Amount of salary from which
£25,000 - £21,000 = £4,000
£4,000 x 9% = £360
£30,000 - £21,000 = £9,000
£9,000 x 9% = £810
£35,000 - £21,000 = £14,000
£14,000 x 9% = £1,260
£40,000 - £21,000 = £19,000
£19,000 x 9% = £1,710
£45,000 - £21,000 = £24,000
£24,000 x 9% = £2,160
Northern Irish and Scottish students: repayments are 9% of any salary you earn over £16,365, and start from the April after you graduate or leave your course. Repayments are usually taken from your salary but if you live overseas you have to make alternative arrangements for payment. For example, if you earn £25,000 per year you will repay £65 per month, and if you earn £30,000 per year you will repay £102 per month.
Northern Irish students will normally have their loans written off 25 years after they become eligible to be repaid.
Scottish students will normally have their loans written off 35 years after they become eligible to be repaid.
EU students: if you reside outside the UK, the repayment bandings and the subsequent rate at which interest is applied is dependent on the country you are living in. Visit the Student Loan Repayment website for more information. EU students will normally have their loans written off 30 years after they become eligible to be repaid.
How much will I pay in total?
As well as repaying the original amount you borrowed, you will have to repay the interest which is added to this.

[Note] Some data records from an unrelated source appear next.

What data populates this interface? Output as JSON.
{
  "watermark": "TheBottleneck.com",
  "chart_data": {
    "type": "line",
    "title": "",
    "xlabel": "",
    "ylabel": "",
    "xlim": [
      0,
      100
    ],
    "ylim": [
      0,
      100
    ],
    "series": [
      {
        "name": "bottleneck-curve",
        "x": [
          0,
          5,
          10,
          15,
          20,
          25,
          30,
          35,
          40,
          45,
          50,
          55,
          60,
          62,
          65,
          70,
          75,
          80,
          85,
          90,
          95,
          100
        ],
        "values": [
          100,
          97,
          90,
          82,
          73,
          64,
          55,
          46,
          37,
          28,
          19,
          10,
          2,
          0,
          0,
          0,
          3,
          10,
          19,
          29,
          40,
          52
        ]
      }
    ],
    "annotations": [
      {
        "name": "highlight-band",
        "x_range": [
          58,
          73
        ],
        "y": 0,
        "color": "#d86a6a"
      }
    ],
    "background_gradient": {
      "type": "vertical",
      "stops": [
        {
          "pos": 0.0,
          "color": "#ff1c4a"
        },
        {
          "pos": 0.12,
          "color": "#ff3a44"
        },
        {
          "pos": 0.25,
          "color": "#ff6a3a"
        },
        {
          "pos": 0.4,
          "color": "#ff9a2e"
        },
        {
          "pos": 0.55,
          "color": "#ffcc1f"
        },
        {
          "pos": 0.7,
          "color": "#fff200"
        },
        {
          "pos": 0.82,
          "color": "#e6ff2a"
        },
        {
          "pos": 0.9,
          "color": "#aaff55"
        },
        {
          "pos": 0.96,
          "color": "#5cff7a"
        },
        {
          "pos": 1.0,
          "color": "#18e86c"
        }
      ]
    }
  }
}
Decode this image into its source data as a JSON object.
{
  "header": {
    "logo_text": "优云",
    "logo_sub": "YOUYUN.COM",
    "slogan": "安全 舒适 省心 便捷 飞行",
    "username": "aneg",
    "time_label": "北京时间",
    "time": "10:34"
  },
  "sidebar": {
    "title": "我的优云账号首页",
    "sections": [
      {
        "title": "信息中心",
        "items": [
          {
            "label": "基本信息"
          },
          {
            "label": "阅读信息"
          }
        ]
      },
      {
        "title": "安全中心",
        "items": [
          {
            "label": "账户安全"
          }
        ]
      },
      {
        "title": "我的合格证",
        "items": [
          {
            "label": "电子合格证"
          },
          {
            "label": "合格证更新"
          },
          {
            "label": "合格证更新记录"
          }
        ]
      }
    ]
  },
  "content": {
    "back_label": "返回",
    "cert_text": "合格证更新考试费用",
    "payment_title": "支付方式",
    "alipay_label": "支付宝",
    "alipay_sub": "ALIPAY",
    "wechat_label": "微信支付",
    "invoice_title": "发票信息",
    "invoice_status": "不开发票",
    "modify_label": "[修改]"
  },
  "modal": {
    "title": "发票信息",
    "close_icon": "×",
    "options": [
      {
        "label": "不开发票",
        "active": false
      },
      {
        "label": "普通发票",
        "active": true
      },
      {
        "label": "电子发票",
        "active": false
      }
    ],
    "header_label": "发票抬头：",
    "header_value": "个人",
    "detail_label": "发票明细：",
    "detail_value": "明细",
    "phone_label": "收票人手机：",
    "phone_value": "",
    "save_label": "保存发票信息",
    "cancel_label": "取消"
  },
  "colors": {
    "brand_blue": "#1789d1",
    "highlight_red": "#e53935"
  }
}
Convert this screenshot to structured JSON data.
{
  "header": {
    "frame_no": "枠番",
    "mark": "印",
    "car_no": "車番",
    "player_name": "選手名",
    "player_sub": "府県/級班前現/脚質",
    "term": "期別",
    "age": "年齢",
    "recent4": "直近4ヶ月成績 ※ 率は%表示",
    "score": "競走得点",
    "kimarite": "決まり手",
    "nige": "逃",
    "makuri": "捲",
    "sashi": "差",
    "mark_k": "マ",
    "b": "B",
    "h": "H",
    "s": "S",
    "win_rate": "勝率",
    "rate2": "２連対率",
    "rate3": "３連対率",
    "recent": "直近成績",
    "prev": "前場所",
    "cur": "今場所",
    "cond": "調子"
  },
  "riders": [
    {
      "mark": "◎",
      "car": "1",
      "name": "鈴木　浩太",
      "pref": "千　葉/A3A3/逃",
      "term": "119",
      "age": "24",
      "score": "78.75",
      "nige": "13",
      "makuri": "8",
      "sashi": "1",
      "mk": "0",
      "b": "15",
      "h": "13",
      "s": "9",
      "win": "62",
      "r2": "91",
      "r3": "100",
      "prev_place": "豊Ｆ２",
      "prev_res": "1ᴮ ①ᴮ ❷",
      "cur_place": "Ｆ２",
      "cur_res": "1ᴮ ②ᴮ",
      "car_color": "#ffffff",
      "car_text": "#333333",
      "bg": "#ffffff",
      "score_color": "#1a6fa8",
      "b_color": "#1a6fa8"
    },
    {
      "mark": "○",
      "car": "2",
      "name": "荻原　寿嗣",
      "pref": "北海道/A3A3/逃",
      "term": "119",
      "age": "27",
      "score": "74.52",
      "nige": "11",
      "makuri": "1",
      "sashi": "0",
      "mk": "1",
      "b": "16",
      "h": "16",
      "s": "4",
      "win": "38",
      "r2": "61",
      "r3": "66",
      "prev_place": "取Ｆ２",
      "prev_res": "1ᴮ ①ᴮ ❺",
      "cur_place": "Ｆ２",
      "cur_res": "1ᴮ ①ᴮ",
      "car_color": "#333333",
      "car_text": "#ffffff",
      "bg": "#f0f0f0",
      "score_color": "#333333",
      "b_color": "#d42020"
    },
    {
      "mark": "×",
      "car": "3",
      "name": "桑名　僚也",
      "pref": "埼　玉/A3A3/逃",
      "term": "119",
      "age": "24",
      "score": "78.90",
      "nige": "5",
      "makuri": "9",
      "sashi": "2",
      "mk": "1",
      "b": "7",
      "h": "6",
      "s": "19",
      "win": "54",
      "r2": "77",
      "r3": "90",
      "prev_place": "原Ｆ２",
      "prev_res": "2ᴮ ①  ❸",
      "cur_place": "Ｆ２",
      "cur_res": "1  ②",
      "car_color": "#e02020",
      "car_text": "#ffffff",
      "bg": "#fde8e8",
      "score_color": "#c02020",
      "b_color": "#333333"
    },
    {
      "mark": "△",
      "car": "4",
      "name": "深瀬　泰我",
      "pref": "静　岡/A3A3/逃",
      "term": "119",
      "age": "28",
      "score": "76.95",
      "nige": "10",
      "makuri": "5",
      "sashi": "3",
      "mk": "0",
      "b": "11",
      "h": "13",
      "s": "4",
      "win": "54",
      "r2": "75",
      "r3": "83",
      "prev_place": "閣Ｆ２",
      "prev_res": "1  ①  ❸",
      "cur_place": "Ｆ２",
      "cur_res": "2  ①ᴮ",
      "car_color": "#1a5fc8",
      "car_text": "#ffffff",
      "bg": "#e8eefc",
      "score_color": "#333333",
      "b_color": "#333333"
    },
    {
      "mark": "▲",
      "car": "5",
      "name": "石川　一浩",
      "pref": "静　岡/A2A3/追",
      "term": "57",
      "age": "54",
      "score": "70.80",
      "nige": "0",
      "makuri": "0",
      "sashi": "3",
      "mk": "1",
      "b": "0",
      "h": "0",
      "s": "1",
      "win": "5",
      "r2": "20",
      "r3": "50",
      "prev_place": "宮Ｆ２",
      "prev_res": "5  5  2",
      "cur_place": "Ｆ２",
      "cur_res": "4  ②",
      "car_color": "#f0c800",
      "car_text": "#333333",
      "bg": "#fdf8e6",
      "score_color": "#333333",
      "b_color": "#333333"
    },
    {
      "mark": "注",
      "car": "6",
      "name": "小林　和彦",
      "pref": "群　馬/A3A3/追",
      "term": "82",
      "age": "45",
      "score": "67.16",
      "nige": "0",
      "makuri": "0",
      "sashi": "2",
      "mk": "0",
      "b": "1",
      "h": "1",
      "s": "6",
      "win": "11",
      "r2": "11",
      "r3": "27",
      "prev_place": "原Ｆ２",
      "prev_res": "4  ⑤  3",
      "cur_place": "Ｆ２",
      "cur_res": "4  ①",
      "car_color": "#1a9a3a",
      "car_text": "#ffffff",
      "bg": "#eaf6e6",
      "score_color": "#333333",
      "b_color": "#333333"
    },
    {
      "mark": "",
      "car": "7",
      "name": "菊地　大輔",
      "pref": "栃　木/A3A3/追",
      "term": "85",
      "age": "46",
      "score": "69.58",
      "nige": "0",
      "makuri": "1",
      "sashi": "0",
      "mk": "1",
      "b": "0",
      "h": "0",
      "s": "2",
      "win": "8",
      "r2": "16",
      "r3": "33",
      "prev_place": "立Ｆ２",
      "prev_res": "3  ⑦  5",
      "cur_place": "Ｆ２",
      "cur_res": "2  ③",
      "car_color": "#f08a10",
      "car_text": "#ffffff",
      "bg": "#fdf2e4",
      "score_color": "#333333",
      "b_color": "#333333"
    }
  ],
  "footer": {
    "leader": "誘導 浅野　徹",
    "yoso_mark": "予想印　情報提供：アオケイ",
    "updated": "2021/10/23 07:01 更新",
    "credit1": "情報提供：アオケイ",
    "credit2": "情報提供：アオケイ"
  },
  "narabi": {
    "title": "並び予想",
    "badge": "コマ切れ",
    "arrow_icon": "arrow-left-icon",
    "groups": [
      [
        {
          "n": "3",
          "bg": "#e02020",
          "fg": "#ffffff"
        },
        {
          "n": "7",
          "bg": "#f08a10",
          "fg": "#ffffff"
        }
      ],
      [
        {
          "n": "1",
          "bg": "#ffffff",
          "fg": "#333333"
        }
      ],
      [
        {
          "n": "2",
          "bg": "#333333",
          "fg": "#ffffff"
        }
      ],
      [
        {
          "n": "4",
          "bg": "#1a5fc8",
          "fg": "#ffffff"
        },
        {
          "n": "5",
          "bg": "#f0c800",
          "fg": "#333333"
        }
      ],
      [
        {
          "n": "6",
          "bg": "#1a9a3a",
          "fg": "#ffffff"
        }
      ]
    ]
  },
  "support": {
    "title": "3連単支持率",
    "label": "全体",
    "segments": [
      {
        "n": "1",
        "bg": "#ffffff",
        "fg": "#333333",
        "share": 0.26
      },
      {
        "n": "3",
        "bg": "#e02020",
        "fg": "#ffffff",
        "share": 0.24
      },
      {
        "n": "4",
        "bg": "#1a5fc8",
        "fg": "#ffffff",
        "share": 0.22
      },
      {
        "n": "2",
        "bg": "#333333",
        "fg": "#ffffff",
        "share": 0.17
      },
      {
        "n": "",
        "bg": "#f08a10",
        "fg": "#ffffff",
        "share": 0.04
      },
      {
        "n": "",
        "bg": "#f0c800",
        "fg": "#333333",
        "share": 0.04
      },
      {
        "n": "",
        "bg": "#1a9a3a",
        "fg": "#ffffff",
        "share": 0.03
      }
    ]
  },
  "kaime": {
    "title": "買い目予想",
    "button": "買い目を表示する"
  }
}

Interest will be added to the outstanding balance each year, not the original amount you borrowed.
English, Welsh and EU students (residing in the UK): the interest rates will vary depending upon the borrower's circumstances.
RPI plus £3%
After studying & earning less than £21,000
After studying & earning between £21,000 and £41,000
RPI plus an increasing interest rate up to £3%. For example:
£35,000 you would pay RPI + 2.1%
After studying & earning over £41,000
RPI plus 3%
RPI is the Retail Price Index which is one calculation of the cost of inflation, i.e. the buying power of an amount of money at a point in time. Adding RPI to a loan amount is generally thought to indicate the value of the borrowed amount in today's terms. RPI can vary widely.
Scottish and Northern Irish students: Scotland and Northern Ireland will not be changing the interest rate for loans taken out from 2012 and beyond by new students. Interest will continue to be charged at the flat rate of RPI or at the bank base rate plus 1% (whichever is the lower) whether in study or in repayment, and regardless of income.
- What if interest rates go up?
Interest rates will vary as they are based upon RPI. However the amount you will pay per month will remain constant irrespective of the interest rates. What will potentially change is the length of time that you repay for.
- Will I be repaying for the full repayment period?
This depends upon how much you earn during the repayment period. A large number of people are likely to be repaying for the full number of years as they won’t earn enough to repay the debt earlier; however this will mean that you won’t repay the full amount.
- Will there be an early repayment charge?
The government has confirmed there will be no system of charges for students who wish to repay their loans early.
- Will I earn enough to repay my debts?
Remember the amount you repay will depend upon your earnings, not the amount of debt you have, so you will earn enough to repay what you are expected to even if this isn’t the full amount. However Oxford students are highly sought after by employers due to their motivation and achievement levels. Students from Oxford go into a large variety of professions.
- Where can I find more information on repaying government support?
Visit Future Students for information from Directgov
View independent advice on student funding from MoneySavingExpert.com